Wader boots are another important and often overlooked piece of fishing gear, in particular when trout fishing. The need for boots is determined by the style of the waders that are being used and there are 2 basic styles; bootfoot waders and stockingfoot waders.
Bootfoot waders are simply chest high waders that have a boot sewn in to leg permanently. The major advantages of having the boot attached to the wader are that there is one less bit of equipment to worry about and a single piece wader and boot combination prevents rocks and sand from slipping into the boot. On the other hand, bootfoot waders are heavy and bulky and at times the grips on the walking boot are not well suited to the river bottom that is being fished. More importantly, since peoples’ feet and bodies are not all in the same proportion, it is more difficult to get a comfortable fit with both the wader and built-in boot. Bootfoot waders can become quite uncomfortable and even painful for fishermen who are in the water for extended periods of time or walking long distances.
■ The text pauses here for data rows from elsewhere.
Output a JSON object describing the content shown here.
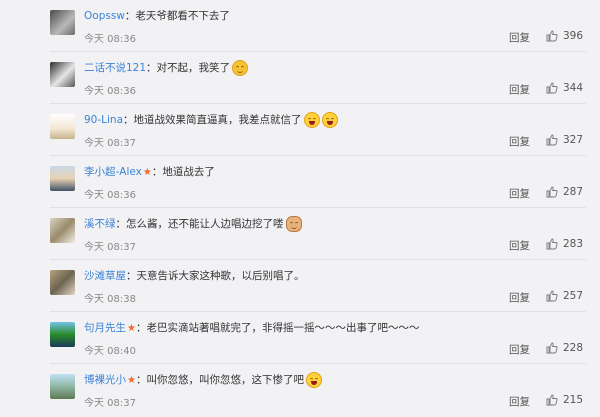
{
  "comments": [
    {
      "user": "Oopssw",
      "vip": false,
      "text": "老天爷都看不下去了",
      "emoji": "",
      "time": "今天 08:36",
      "reply": "回复",
      "likes": "396"
    },
    {
      "user": "二话不说121",
      "vip": false,
      "text": "对不起，我笑了",
      "emoji": "shy-smile",
      "time": "今天 08:36",
      "reply": "回复",
      "likes": "344"
    },
    {
      "user": "90-Lina",
      "vip": false,
      "text": "地道战效果简直逼真，我差点就信了",
      "emoji": "laugh-tears x2",
      "time": "今天 08:37",
      "reply": "回复",
      "likes": "327"
    },
    {
      "user": "李小超-Alex",
      "vip": true,
      "text": "地道战去了",
      "emoji": "",
      "time": "今天 08:36",
      "reply": "回复",
      "likes": "287"
    },
    {
      "user": "溪不绿",
      "vip": false,
      "text": "怎么酱，还不能让人边唱边挖了喽",
      "emoji": "doge",
      "time": "今天 08:37",
      "reply": "回复",
      "likes": "283"
    },
    {
      "user": "沙滩草屋",
      "vip": false,
      "text": "天意告诉大家这种歌，以后别唱了。",
      "emoji": "",
      "time": "今天 08:38",
      "reply": "回复",
      "likes": "257"
    },
    {
      "user": "句月先生",
      "vip": true,
      "text": "老巴实滴站著唱就完了，非得摇一摇～～～出事了吧～～～",
      "emoji": "",
      "time": "今天 08:40",
      "reply": "回复",
      "likes": "228"
    },
    {
      "user": "博裸光小",
      "vip": true,
      "text": "叫你忽悠，叫你忽悠，这下惨了吧",
      "emoji": "laugh-cry",
      "time": "今天 08:37",
      "reply": "回复",
      "likes": "215"
    }
  ],
  "icons": {
    "like": "thumbs-up-icon",
    "vip": "star-icon"
  },
  "colors": {
    "username": "#3b82d6",
    "star": "#ef6a2b",
    "text": "#333333",
    "time": "#8a8a8a",
    "background": "#f2f2f5"
  }
}
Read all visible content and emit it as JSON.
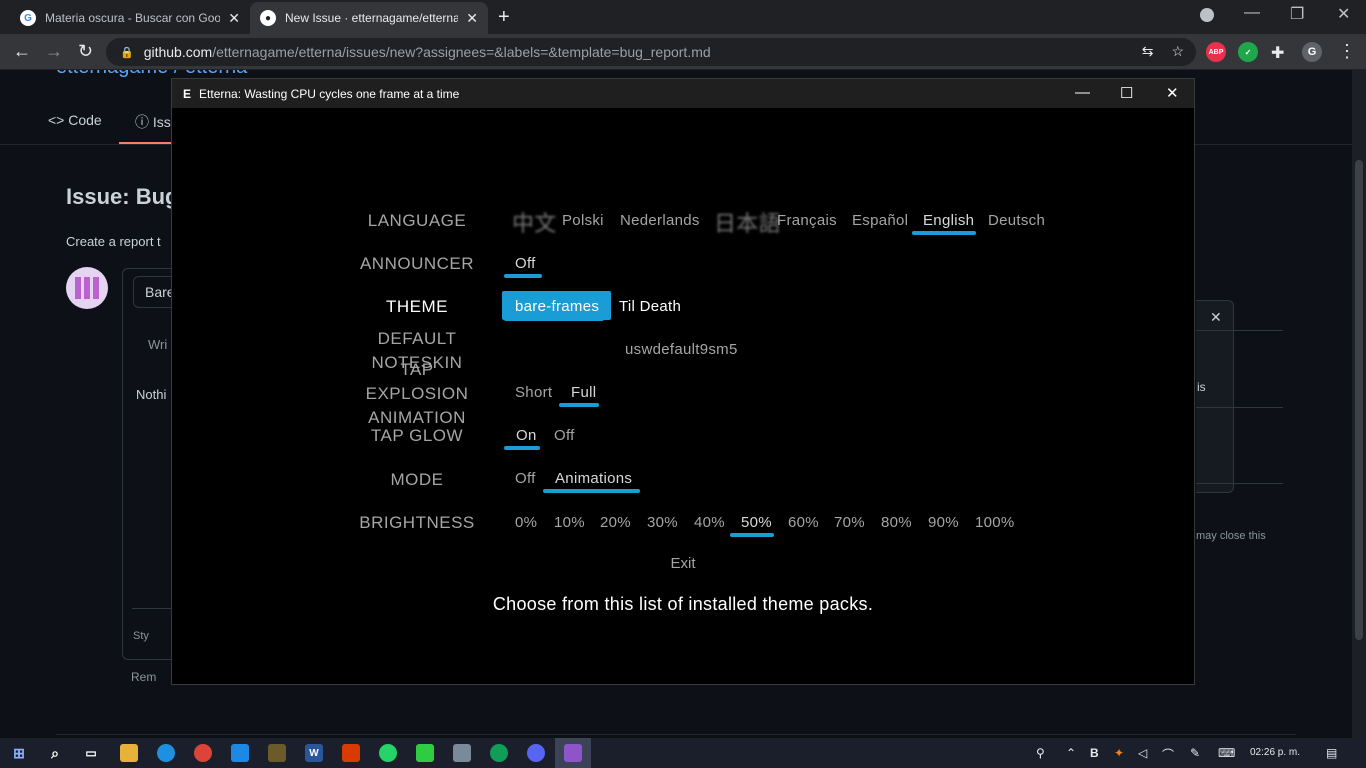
{
  "browser": {
    "tabs": [
      {
        "title": "Materia oscura - Buscar con Goo",
        "icon": "google-icon",
        "icon_glyph": "G",
        "active": false
      },
      {
        "title": "New Issue · etternagame/etterna",
        "icon": "github-icon",
        "icon_glyph": "●",
        "active": true
      }
    ],
    "new_tab_glyph": "+",
    "window_controls": [
      "—",
      "❐",
      "✕"
    ],
    "nav_glyphs": {
      "back": "←",
      "forward": "→",
      "reload": "↻",
      "lock": "🔒",
      "translate": "⇆",
      "star": "☆",
      "puzzle": "✚",
      "menu": "⋮"
    },
    "url_host": "github.com",
    "url_path": "/etternagame/etterna/issues/new?assignees=&labels=&template=bug_report.md",
    "extensions": [
      {
        "name": "adblock-plus-icon",
        "label": "ABP",
        "color": "#e8314a"
      },
      {
        "name": "checkmark-extension-icon",
        "label": "✓",
        "color": "#1fa84b"
      },
      {
        "name": "profile-avatar",
        "label": "G",
        "color": "#5f6368"
      }
    ]
  },
  "github": {
    "repo": "etternagame / etterna",
    "nav": {
      "code": "Code",
      "issues": "Iss"
    },
    "issue_title": "Issue: Bug",
    "create_text": "Create a report t",
    "title_input": "Bare",
    "write_tab": "Wri",
    "body_text": "Nothi",
    "styling": "Sty",
    "remember": "Rem",
    "right_text": "is",
    "may_close": "may close this",
    "close_glyph": "✕"
  },
  "etterna": {
    "window_title": "Etterna: Wasting CPU cycles one frame at a time",
    "window_icon": "E",
    "window_controls": [
      "—",
      "☐",
      "✕"
    ],
    "options": [
      {
        "label": "LANGUAGE",
        "choices": [
          "中文",
          "Polski",
          "Nederlands",
          "日本語",
          "Français",
          "Español",
          "English",
          "Deutsch"
        ],
        "selected": "English"
      },
      {
        "label": "ANNOUNCER",
        "choices": [
          "Off"
        ],
        "selected": "Off"
      },
      {
        "label": "THEME",
        "choices": [
          "bare-frames",
          "Til Death"
        ],
        "selected": "bare-frames"
      },
      {
        "label": "DEFAULT NOTESKIN",
        "choices": [
          "uswdefault9sm5"
        ],
        "selected": ""
      },
      {
        "label": "TAP EXPLOSION ANIMATION",
        "choices": [
          "Short",
          "Full"
        ],
        "selected": "Full"
      },
      {
        "label": "TAP GLOW",
        "choices": [
          "On",
          "Off"
        ],
        "selected": "On"
      },
      {
        "label": "MODE",
        "choices": [
          "Off",
          "Animations"
        ],
        "selected": "Animations"
      },
      {
        "label": "BRIGHTNESS",
        "choices": [
          "0%",
          "10%",
          "20%",
          "30%",
          "40%",
          "50%",
          "60%",
          "70%",
          "80%",
          "90%",
          "100%"
        ],
        "selected": "50%"
      }
    ],
    "label_lines": {
      "default_noteskin": [
        "DEFAULT",
        "NOTESKIN"
      ],
      "tap_explosion": [
        "TAP",
        "EXPLOSION",
        "ANIMATION"
      ]
    },
    "exit": "Exit",
    "hint": "Choose from this list of installed theme packs.",
    "accent_color": "#1a9cd6"
  },
  "taskbar": {
    "clock": "02:26 p. m."
  }
}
Stockingfoot waders typically have neoprene booties attached to the wader legs. The neoprene keeps your feet warm and dry, but you have to buy wading boots separately which increases the overall cost. The main benefit of buying waders and boots separately is that you can customize the fit and style to suit your needs. In addition, if the waders or boots wear out, you only have to replace one or the other. Unlike attached boots, wading boots can be fit for comfort and stability in and out of the water. Certain boots just fit better than others and the same thing applies to waders. So by separating the purchases, you don’t have to compromise and have less than optimum comfort on either component. When you purchase wader boots separately, you also should get gravel guards, if they don’t already come with the waders, to keeps rocks and sand from getting in the boots.
Redington Wader Boots
Traditional wader boots have felt soles. Over the last few years, these soles have been implicated in the transfer of invasive species between river systems when small organisms get imbedded in the fabric. In response to this finding, some manufacturers are now replacing felt with rubber soles. The main problem with rubber is that provides it less traction than felt. Redington offers a several styles of wader boots that are waterproof, functional and come with either “sticky” rubber or felt soles. The sticky rubber is a composite with crushed walnut for added traction. The rubber soles are also compatible with studs for fishing conditions when more traction is needed. Gravel guard attachment points allow you to attach your waders to your boots. The prices for these boots range from $70 to $100.